Exercise description >>
Review the material and extract every line in which the word "مرتب" occurs.

-.-.-

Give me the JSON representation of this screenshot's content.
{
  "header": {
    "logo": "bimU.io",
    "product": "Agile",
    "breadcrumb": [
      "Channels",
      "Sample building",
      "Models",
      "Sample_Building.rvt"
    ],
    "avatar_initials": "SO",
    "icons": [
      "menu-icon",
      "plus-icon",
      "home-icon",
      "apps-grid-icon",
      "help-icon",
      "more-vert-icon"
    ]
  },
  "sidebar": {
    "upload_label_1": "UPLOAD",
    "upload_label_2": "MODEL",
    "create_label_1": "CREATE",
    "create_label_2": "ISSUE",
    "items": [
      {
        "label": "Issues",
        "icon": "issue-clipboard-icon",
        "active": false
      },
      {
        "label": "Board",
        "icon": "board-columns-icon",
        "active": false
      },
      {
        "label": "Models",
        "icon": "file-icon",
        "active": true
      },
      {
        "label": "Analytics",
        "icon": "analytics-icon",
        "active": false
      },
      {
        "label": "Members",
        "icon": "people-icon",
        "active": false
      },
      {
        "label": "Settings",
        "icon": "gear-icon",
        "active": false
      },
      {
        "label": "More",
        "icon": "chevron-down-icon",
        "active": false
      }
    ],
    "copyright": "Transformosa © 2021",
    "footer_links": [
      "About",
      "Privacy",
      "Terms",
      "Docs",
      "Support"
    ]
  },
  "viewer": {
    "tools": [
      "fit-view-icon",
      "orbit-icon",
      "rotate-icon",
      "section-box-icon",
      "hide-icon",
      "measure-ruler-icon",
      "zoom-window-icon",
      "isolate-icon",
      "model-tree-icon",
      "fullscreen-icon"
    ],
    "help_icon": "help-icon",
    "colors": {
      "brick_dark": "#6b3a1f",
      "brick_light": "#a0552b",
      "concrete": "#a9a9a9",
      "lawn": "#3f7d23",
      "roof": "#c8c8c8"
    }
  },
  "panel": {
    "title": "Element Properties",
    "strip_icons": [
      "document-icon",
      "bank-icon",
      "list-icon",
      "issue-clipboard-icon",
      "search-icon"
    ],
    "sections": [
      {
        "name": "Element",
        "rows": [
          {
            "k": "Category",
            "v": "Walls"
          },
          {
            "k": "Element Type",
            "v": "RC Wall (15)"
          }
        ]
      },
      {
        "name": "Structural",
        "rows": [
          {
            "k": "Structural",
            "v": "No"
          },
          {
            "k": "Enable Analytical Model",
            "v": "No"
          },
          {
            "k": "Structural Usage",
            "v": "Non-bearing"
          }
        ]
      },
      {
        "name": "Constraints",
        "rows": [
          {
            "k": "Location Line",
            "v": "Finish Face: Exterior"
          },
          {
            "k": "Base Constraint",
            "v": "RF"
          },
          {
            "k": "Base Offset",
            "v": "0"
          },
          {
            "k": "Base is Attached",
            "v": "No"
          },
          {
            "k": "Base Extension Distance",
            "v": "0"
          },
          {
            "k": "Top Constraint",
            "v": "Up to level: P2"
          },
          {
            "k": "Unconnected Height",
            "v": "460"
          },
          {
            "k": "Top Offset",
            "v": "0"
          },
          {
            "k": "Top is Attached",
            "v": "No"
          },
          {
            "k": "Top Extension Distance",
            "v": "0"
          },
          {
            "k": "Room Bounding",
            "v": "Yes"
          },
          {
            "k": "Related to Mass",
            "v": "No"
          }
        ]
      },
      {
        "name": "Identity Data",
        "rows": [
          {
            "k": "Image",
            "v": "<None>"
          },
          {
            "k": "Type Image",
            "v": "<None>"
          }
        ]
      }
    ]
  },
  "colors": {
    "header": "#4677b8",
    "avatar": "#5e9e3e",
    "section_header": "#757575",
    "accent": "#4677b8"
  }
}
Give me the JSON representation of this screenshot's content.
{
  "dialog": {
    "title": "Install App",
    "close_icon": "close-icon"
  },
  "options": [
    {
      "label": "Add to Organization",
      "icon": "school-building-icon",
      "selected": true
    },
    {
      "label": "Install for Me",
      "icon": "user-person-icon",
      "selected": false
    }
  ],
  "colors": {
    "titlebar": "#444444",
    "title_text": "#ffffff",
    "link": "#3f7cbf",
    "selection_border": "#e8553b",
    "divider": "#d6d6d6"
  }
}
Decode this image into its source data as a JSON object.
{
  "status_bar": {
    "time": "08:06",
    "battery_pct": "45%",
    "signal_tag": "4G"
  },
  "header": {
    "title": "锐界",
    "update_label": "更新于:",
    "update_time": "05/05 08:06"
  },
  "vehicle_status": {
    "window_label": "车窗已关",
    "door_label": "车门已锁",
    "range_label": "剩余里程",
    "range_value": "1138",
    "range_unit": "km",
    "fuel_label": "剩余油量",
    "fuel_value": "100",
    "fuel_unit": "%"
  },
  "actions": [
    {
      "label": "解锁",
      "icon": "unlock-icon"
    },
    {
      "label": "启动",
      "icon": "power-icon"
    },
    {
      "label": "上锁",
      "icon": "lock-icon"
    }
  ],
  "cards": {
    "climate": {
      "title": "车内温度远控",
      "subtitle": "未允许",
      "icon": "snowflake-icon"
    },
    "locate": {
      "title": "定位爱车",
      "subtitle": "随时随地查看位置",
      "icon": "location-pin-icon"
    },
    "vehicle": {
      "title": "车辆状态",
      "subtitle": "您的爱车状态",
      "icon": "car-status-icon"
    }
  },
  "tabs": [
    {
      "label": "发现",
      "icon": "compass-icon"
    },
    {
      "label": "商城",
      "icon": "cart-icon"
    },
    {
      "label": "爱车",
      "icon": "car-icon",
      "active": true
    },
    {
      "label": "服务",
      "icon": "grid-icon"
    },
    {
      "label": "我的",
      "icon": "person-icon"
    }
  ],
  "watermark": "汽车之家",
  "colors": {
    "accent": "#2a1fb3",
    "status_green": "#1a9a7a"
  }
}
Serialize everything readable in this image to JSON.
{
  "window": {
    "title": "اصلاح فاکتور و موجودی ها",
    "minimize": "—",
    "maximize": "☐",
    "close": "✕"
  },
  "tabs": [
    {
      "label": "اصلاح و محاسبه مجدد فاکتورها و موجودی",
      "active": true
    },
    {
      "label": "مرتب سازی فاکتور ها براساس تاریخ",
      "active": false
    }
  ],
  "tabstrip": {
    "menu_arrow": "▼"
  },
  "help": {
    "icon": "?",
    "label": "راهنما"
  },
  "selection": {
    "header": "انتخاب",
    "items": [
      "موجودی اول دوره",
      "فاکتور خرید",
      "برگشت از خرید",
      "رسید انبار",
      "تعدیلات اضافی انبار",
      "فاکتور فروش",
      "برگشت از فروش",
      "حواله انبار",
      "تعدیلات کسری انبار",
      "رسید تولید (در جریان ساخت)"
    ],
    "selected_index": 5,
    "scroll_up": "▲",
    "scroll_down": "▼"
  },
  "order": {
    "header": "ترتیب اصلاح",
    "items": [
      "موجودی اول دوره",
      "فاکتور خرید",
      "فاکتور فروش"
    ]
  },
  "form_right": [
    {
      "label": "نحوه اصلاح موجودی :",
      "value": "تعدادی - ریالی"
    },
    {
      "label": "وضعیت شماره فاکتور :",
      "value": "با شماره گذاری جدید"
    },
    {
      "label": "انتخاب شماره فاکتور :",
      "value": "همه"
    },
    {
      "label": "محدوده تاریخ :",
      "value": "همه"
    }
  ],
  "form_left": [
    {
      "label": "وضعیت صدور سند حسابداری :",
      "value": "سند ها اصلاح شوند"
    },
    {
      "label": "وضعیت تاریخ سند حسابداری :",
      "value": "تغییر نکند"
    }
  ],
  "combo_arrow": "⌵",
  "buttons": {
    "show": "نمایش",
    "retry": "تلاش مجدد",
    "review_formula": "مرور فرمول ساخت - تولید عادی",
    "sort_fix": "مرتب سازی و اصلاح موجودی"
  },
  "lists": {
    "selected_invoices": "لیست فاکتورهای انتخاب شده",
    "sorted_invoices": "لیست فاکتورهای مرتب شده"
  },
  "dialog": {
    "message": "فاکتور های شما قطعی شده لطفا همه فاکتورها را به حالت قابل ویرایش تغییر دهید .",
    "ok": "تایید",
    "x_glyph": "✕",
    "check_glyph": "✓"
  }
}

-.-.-

Result below >>
      "label": "مرتب سازی فاکتور ها براساس تاریخ",
    "sort_fix": "مرتب سازی و اصلاح موجودی"
    "sorted_invoices": "لیست فاکتورهای مرتب شده"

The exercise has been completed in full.